Realistic test data for CI environments: The best tests include realistic test data. But getting data into continuous integration environments can be cumbersome. When combined with popular CI software like Jenkins, the data management capabilities provided by FlockerHub and Fli can accelerate incremental and parallel builds, speeding up testing dramatically.
On-demand staging for each commit: As developers work on feature branches, they often preview their code in a staging environment. FlockerHub volumes can be referenced directly in Docker Compose, allowing the Dockerized application to be spun up along with its data, providing a truly representative staging environment.
Commit and share error state for simplified debugging: Any developer who needs to work on an issue can pull the error state, along with the correct code version and Dockerized application environment, and have everything needed to isolate the bug.
Survey Finds Legacy Testing Stressed by DevOps and Microservices
If you are among the growing number of DevOps advocates that find older testing tools lacking, you are not alone.
In it’s first-ever Application Testing survey, ClusterHQ found many developers complaining that their legacy testing processes can’t keep pace with the needs of microservices-based apps, especially when it comes to speed and agility.
The survey revealed that an eye-popping 43 percent of app developers say they spend as much as 25 percent of their time debugging errors discovered in production – rather than being able to develop new features.
The survey identified three main challenges:
- An inability to fully recreate production environments in testing (33%)
- Interdependence on external systems that makes integration testing difficult (27%)
- Testing against unrealistic data before moving into production (26%)

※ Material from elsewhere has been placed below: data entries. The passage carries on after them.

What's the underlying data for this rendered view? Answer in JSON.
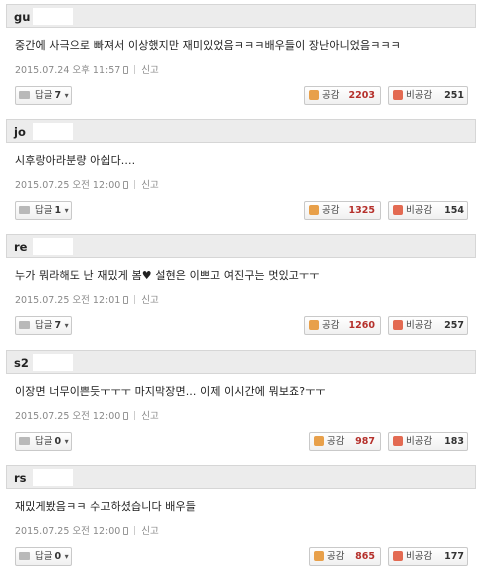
{
  "comments": [
    {
      "user": "gu",
      "text": "중간에 사극으로 빠져서 이상했지만 재미있었음ㅋㅋㅋ배우들이 장난아니었음ㅋㅋㅋ",
      "date": "2015.07.24 오후 11:57",
      "report": "신고",
      "reply_label": "답글",
      "reply_count": "7",
      "like_label": "공감",
      "likes": "2203",
      "dislike_label": "비공감",
      "dislikes": "251"
    },
    {
      "user": "jo",
      "text": "시후랑아라분량 아쉽다....",
      "date": "2015.07.25 오전 12:00",
      "report": "신고",
      "reply_label": "답글",
      "reply_count": "1",
      "like_label": "공감",
      "likes": "1325",
      "dislike_label": "비공감",
      "dislikes": "154"
    },
    {
      "user": "re",
      "text": "누가 뭐라해도 난 재밌게 봄♥ 설현은 이쁘고 여진구는 멋있고ㅜㅜ",
      "date": "2015.07.25 오전 12:01",
      "report": "신고",
      "reply_label": "답글",
      "reply_count": "7",
      "like_label": "공감",
      "likes": "1260",
      "dislike_label": "비공감",
      "dislikes": "257"
    },
    {
      "user": "s2",
      "text": "이장면 너무이쁜듯ㅜㅜㅜ 마지막장면... 이제 이시간에 뭐보죠?ㅜㅜ",
      "date": "2015.07.25 오전 12:00",
      "report": "신고",
      "reply_label": "답글",
      "reply_count": "0",
      "like_label": "공감",
      "likes": "987",
      "dislike_label": "비공감",
      "dislikes": "183"
    },
    {
      "user": "rs",
      "text": "재밌게봤음ㅋㅋ 수고하셨습니다 배우들",
      "date": "2015.07.25 오전 12:00",
      "report": "신고",
      "reply_label": "답글",
      "reply_count": "0",
      "like_label": "공감",
      "likes": "865",
      "dislike_label": "비공감",
      "dislikes": "177"
    }
  ]
}
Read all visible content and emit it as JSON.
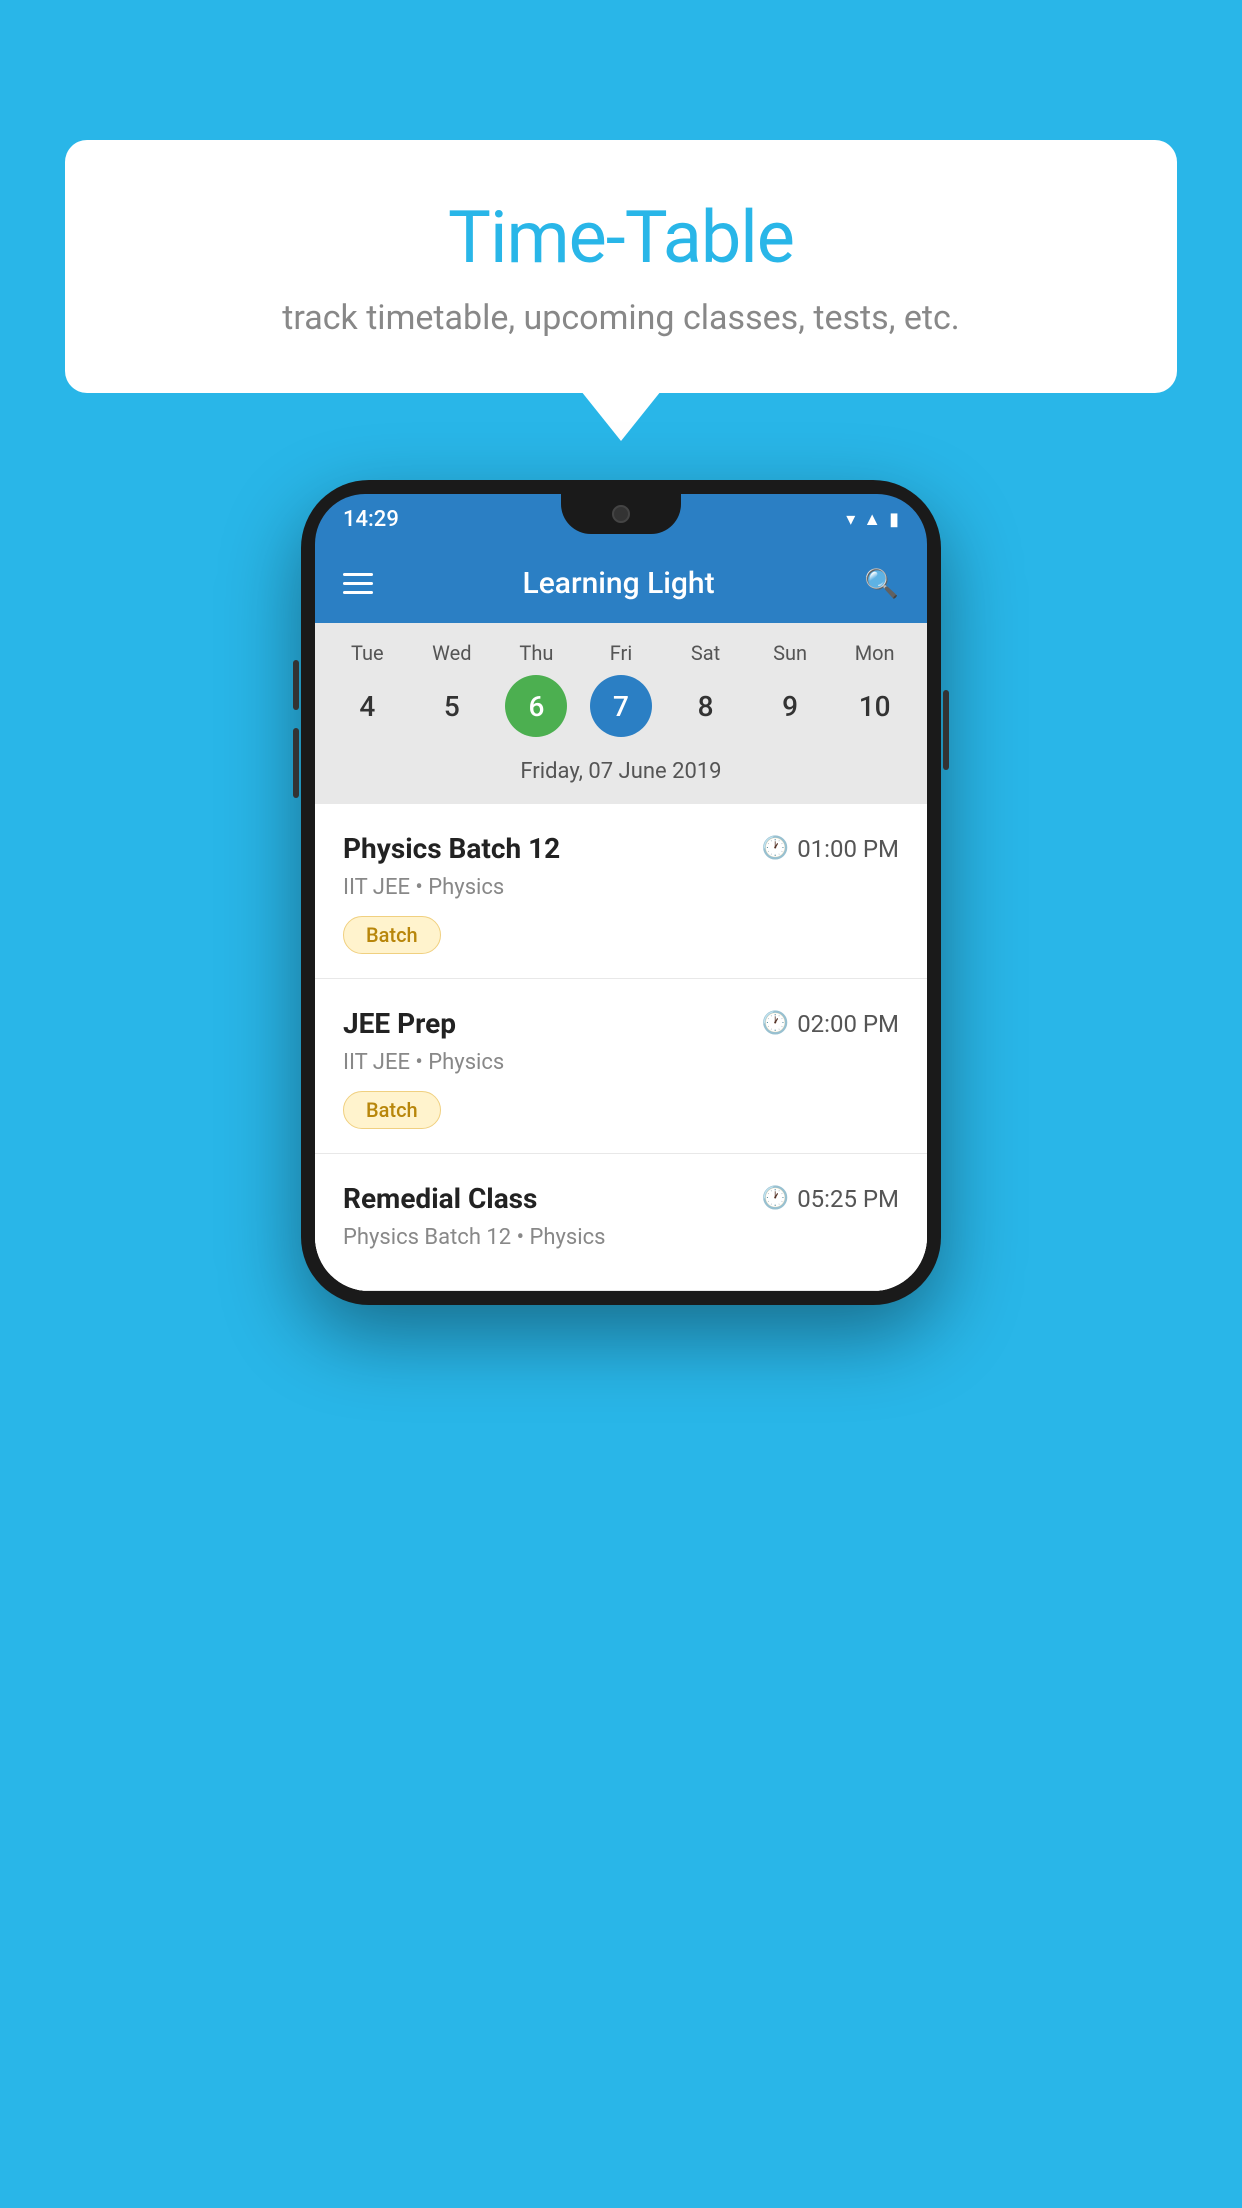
{
  "background_color": "#29b6e8",
  "speech_bubble": {
    "title": "Time-Table",
    "subtitle": "track timetable, upcoming classes, tests, etc."
  },
  "phone": {
    "status_bar": {
      "time": "14:29",
      "icons": [
        "wifi",
        "signal",
        "battery"
      ]
    },
    "app_header": {
      "title": "Learning Light"
    },
    "calendar": {
      "days": [
        {
          "label": "Tue",
          "number": "4"
        },
        {
          "label": "Wed",
          "number": "5"
        },
        {
          "label": "Thu",
          "number": "6",
          "state": "today"
        },
        {
          "label": "Fri",
          "number": "7",
          "state": "selected"
        },
        {
          "label": "Sat",
          "number": "8"
        },
        {
          "label": "Sun",
          "number": "9"
        },
        {
          "label": "Mon",
          "number": "10"
        }
      ],
      "selected_date_label": "Friday, 07 June 2019"
    },
    "schedule_items": [
      {
        "title": "Physics Batch 12",
        "time": "01:00 PM",
        "subtitle": "IIT JEE • Physics",
        "badge": "Batch"
      },
      {
        "title": "JEE Prep",
        "time": "02:00 PM",
        "subtitle": "IIT JEE • Physics",
        "badge": "Batch"
      },
      {
        "title": "Remedial Class",
        "time": "05:25 PM",
        "subtitle": "Physics Batch 12 • Physics",
        "badge": ""
      }
    ]
  }
}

Mark Davis, CEO of ClusterHQ, noted that “legacy software development practices, like relying on narrow subsets of synthetic data for testing, no longer cut it for teams focused on maximizing the amount of time they spend building features that users value. Forward looking software developer leaders understand that to deliver innovation to customers they must effectively manage the entire application lifecycle across a diverse range of infrastructures, a process that begins with identifying and eliminating bugs as early as possible so that teams can focus on adding end-user value.”